If you want to continue training, pool work for tempo and heavy weights will be okon the high intensity. Also try plyos straight up where the ground will meet you, like jumping up onto a platform or mat as it it will be much easier on the shins. I had shin splints and weights did not bother me at all. Also max strength EMS. Use the ems machine in a pulsing mode to help loosen the calf. As sometimes a tight calf can aid in creating pain.

boldwarrior- thanks a lot for your reply! I bought myself new shoes, and the orthotics I have are the smallest kind I could get, so they would be able to fit into track spikes. They’re not completely rigid, but they’re custom. I dunno if that means my orthotics are inferior or not built out of something rigid enough for me.

I didn’t know they made anti-inflammatory gels…unless youre talkin about stuff like BenGay

You think I should just use the lowest frequency(2hz) and put the pads around the bone?

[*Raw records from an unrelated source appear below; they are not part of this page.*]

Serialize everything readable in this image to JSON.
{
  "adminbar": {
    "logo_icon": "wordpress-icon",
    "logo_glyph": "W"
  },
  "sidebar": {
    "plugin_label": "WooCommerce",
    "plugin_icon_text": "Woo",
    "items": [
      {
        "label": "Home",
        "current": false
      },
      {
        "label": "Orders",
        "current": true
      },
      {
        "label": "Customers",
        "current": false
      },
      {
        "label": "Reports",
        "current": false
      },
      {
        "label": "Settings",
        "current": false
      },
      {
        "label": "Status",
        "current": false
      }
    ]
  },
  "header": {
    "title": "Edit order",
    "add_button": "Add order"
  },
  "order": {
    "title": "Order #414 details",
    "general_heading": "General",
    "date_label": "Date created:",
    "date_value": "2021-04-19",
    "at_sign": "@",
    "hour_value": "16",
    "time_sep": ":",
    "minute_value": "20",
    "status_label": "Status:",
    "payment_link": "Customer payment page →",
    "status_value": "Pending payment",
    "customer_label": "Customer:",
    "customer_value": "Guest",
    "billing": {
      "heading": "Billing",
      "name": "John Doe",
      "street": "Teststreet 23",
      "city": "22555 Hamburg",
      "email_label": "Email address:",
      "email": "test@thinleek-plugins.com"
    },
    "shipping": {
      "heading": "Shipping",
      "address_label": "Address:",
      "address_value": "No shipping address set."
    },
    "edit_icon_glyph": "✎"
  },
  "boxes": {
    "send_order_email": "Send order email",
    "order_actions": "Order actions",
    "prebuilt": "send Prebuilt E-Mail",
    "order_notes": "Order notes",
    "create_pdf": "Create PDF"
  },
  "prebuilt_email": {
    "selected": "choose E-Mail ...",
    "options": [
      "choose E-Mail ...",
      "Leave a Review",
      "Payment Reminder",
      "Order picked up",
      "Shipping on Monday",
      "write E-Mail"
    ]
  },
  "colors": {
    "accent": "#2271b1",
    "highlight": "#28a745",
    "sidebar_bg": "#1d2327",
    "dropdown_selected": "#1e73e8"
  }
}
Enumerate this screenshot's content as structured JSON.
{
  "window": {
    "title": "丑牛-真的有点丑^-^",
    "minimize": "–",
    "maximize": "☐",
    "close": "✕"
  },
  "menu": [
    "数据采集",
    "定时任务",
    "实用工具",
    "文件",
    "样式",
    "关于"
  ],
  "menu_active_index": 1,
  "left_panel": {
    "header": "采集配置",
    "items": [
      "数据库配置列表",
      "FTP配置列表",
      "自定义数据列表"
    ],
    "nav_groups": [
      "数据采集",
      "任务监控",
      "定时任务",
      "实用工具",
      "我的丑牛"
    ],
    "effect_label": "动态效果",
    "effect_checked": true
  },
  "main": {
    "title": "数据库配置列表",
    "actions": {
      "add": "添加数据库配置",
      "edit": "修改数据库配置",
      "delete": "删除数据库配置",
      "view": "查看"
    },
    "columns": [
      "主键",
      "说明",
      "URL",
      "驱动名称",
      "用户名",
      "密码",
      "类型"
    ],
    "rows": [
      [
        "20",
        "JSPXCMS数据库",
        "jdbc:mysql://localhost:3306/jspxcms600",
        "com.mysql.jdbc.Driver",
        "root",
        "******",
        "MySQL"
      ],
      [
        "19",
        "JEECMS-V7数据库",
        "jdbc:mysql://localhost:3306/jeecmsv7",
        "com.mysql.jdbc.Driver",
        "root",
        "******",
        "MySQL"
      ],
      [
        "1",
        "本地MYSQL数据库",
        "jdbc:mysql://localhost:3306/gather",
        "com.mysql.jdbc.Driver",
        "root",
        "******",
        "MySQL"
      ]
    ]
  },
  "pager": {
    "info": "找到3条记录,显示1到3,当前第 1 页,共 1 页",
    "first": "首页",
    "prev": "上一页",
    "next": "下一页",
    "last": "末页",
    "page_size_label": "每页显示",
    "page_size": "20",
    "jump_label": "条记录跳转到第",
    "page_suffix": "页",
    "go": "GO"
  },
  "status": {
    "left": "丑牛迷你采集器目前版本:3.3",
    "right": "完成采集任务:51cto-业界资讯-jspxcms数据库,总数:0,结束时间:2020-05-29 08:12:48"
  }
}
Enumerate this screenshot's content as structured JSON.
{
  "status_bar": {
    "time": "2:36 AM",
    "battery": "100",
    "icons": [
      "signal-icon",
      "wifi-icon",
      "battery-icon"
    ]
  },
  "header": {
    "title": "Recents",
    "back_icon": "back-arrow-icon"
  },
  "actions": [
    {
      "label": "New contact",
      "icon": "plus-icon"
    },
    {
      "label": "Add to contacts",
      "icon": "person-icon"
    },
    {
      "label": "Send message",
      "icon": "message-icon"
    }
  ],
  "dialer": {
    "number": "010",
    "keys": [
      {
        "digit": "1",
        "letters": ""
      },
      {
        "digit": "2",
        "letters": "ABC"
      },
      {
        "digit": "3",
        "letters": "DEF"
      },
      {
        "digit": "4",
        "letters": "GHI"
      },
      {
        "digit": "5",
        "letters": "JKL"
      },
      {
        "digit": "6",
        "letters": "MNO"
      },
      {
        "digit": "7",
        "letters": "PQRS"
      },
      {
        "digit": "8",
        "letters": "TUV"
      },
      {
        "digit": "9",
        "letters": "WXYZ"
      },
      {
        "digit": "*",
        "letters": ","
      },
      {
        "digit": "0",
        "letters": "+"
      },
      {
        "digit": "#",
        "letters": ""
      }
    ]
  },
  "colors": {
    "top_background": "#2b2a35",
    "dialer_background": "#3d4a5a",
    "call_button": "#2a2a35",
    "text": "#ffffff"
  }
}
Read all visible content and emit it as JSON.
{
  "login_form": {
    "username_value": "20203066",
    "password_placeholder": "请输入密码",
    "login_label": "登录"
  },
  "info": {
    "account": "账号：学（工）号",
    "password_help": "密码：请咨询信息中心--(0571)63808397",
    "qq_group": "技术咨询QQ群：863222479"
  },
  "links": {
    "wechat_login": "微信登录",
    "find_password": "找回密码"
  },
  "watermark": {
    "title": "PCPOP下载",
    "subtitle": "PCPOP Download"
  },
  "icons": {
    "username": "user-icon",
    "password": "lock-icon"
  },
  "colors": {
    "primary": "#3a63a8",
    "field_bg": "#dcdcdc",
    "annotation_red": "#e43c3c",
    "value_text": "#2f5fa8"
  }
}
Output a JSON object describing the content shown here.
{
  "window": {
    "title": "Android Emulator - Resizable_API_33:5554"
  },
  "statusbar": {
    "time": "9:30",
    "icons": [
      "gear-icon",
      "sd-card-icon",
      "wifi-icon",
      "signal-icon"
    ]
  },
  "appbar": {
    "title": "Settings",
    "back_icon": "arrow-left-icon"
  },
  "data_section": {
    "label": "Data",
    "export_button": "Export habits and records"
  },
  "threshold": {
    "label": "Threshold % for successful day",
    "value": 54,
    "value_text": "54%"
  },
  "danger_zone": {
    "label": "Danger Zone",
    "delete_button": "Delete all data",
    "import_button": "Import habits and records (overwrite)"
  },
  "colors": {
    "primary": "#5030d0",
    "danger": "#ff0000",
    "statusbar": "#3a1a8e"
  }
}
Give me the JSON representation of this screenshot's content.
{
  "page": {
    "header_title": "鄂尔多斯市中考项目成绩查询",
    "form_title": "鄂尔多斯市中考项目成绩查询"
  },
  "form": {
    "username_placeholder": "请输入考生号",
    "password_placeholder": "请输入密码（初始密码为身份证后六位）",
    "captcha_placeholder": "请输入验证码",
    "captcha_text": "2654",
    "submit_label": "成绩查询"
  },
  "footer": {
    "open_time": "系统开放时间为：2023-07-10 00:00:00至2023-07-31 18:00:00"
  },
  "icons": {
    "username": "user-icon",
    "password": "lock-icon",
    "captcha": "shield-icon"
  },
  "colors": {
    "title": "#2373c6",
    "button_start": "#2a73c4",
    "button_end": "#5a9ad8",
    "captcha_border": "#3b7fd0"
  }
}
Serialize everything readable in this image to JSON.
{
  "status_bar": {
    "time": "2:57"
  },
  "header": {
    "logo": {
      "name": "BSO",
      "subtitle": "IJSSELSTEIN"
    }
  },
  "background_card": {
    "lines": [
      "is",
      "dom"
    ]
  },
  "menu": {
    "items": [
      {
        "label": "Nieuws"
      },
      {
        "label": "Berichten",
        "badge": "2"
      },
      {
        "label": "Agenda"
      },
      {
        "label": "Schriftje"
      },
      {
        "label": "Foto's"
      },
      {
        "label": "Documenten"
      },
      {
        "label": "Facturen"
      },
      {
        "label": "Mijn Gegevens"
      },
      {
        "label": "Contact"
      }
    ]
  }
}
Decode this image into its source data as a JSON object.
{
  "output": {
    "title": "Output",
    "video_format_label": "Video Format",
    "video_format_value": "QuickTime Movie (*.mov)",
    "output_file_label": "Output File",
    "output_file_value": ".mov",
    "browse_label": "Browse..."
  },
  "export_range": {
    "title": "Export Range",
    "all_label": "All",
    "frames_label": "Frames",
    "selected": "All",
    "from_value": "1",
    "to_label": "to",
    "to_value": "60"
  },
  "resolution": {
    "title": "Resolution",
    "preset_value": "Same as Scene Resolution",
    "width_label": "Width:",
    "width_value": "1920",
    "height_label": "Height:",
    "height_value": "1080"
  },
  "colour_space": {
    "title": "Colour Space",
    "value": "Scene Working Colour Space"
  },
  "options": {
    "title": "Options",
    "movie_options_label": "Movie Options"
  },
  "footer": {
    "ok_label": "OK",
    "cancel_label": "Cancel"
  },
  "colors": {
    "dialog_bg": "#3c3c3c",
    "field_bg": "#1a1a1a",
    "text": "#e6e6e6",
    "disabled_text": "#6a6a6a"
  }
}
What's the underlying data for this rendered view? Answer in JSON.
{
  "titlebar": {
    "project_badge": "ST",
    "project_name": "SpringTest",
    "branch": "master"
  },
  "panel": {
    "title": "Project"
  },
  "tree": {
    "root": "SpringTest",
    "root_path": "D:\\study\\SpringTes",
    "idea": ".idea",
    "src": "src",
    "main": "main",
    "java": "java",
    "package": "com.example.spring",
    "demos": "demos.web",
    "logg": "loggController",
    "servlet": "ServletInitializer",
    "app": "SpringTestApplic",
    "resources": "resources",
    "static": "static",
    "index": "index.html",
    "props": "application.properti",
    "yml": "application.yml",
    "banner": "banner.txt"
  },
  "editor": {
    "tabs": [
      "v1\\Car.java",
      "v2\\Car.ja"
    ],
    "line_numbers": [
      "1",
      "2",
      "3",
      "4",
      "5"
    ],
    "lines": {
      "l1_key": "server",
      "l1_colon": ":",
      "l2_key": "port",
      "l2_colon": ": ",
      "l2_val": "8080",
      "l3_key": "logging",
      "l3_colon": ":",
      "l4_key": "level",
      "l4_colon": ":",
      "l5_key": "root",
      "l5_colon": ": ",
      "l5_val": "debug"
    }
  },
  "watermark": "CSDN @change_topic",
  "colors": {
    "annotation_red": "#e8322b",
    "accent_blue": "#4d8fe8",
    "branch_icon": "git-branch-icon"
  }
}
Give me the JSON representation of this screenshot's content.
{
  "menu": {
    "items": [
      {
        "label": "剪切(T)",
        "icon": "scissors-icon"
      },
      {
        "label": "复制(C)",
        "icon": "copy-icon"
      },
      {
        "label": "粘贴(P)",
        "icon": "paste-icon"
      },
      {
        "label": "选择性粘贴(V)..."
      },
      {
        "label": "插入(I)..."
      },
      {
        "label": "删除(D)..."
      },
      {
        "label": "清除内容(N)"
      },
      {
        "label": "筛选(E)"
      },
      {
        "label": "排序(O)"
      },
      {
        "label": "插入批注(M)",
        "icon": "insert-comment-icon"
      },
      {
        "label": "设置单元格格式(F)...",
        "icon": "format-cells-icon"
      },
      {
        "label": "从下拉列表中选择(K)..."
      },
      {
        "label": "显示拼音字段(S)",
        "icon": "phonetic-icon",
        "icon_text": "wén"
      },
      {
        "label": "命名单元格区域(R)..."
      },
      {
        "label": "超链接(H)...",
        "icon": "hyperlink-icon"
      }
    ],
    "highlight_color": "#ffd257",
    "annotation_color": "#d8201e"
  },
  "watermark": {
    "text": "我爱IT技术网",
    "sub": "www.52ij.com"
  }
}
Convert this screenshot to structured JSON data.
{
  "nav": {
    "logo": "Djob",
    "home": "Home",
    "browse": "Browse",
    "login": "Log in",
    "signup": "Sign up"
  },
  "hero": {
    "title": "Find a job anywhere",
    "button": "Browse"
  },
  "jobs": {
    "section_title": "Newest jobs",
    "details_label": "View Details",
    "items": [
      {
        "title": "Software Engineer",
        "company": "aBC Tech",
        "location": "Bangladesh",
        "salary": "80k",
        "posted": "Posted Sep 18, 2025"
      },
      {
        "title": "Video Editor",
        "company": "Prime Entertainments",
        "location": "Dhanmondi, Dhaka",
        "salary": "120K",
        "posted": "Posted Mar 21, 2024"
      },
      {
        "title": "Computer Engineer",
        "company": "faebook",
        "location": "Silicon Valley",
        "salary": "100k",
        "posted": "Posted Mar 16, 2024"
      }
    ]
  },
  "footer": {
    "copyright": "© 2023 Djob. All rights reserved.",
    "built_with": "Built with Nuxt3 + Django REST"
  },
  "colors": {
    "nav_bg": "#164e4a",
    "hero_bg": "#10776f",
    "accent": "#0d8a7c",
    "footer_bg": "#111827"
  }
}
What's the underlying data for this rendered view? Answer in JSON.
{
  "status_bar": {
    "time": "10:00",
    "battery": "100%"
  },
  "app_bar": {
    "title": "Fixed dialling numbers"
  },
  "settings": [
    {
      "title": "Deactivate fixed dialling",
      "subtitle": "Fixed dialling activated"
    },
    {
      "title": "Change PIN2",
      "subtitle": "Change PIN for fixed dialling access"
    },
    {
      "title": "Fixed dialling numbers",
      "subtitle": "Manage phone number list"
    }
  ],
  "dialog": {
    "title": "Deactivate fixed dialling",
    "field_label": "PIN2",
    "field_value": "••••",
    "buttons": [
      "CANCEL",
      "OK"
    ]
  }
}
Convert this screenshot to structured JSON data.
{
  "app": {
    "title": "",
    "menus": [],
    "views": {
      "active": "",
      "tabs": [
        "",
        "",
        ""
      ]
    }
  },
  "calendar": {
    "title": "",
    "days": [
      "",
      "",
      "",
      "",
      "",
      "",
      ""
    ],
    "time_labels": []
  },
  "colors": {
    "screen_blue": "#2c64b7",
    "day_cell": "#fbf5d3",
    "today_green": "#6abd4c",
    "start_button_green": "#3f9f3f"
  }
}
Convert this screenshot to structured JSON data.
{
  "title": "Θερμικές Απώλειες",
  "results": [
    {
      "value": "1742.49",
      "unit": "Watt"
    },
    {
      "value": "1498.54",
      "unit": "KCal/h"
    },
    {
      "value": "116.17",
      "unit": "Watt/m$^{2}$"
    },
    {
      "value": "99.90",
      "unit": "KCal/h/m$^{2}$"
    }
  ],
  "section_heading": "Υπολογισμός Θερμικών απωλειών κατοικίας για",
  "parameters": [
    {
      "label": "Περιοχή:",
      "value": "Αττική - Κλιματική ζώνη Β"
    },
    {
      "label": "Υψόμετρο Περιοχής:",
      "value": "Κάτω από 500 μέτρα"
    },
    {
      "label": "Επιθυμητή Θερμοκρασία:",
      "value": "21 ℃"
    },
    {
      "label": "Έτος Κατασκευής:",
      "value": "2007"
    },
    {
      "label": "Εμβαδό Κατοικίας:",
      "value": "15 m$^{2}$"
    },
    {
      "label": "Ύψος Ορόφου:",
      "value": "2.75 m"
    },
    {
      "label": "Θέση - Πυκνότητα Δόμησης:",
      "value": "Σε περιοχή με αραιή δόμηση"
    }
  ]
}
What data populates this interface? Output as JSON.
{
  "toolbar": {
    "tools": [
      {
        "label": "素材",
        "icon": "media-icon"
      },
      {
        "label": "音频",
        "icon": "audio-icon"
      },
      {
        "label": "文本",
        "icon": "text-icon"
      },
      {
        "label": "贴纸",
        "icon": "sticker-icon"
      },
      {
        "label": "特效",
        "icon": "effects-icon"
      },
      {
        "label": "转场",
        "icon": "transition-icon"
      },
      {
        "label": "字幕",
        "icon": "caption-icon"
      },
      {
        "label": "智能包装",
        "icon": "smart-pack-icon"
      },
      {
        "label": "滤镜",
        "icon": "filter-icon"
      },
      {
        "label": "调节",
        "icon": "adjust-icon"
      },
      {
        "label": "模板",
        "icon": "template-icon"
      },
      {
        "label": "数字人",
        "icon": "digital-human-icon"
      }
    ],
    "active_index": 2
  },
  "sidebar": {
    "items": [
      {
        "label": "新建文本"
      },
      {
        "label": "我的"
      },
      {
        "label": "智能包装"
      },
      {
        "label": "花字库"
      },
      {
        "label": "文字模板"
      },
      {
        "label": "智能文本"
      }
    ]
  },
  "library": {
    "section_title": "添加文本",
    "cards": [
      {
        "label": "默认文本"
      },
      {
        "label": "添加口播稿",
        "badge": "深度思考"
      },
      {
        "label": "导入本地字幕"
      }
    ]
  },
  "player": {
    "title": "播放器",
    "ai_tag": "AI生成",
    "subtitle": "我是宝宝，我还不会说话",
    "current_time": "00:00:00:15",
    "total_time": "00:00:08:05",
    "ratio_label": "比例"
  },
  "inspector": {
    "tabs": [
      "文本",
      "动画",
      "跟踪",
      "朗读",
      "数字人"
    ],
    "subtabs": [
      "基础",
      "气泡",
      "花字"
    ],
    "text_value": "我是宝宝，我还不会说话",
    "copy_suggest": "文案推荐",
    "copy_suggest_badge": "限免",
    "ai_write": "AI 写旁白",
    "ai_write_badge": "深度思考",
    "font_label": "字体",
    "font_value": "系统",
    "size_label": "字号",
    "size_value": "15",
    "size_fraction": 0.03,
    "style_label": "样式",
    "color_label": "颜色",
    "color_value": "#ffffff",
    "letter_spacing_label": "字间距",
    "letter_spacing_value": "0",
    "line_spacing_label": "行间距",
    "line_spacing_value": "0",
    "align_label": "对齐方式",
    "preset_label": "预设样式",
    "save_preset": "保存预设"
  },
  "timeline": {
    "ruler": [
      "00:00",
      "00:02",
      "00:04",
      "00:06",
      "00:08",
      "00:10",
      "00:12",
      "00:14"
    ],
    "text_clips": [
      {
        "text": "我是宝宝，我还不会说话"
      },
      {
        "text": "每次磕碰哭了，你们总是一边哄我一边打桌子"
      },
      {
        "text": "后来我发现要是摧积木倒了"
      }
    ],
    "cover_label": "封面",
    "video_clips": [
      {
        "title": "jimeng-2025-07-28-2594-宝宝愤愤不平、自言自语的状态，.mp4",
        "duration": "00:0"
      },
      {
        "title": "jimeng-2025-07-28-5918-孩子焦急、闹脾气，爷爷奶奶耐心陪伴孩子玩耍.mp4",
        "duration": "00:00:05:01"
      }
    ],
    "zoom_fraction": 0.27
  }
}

Hawaiian- yea i took off months and months…they only improved minimally. You really think plyos like those will be alright? I really don’t want to aggravate my shins.

dont you think ems should be used at light intensity on the shins?

youre right about the low intensity. Pulsing is at very light strength, so you will get more of a flush and help with blood flow, you wouldnt want to do max strength on your calf if there already tight.

As for the plyos because the ground is meeting you at the you do not put much force onto your legs to land. But obviously youre the best judge of the pain and if it hurts stop. If you have a mat or something soft to land on or able to land on your butt thatll help. I always found it was the impact from hitting the ground on landing rather than the push off that would make my shins hurt. Thats why weights and plyos up should be ok.

Did you get any therapy on your time off, or continue the strength exercises so that when you started up again you would be alright. I find that neglecting from my excericses make my shins hurt.

Good point actually. I might not do the plyos though, just to be safe.

Phys therapy helped a little, but not that much I guess.

For some reason, stuff that shouldnt make me feel better makes me feel better. When I ran 400m once a day for 7 days straight, I was feelin better, but then for some strange reason on the 8th day my shins started feeling worse again.

Do you think squats and deadlifts are ok to do?

weights should be ok. unless your doing crazy heavy weights, like over 2-300kg, doing farmer walks or stuff.

as per the plyro’s, have you seen the gpp dvd? try using a med ball to throw and land onto a high jump mat.

as what HS said, ems on low settings to flush blood into area.

Perhaps even try Strapping for a few weeks too?? Its worth a try. strap the whole lower part of your shin, and around your arch, that should take care of needing arch supports too, if you tape correctly. There should be photo’s someplace on the net, just google “tape strapping, ankle” or so?? bound to be picks someplace, particually netball, football and soccer sites.

Ahh I don’t have the gpp dvd. Maybe I should think about investing in some dvds though.

How often would you be jumping and throwing the ball?

Thanks for the help :slight_smile: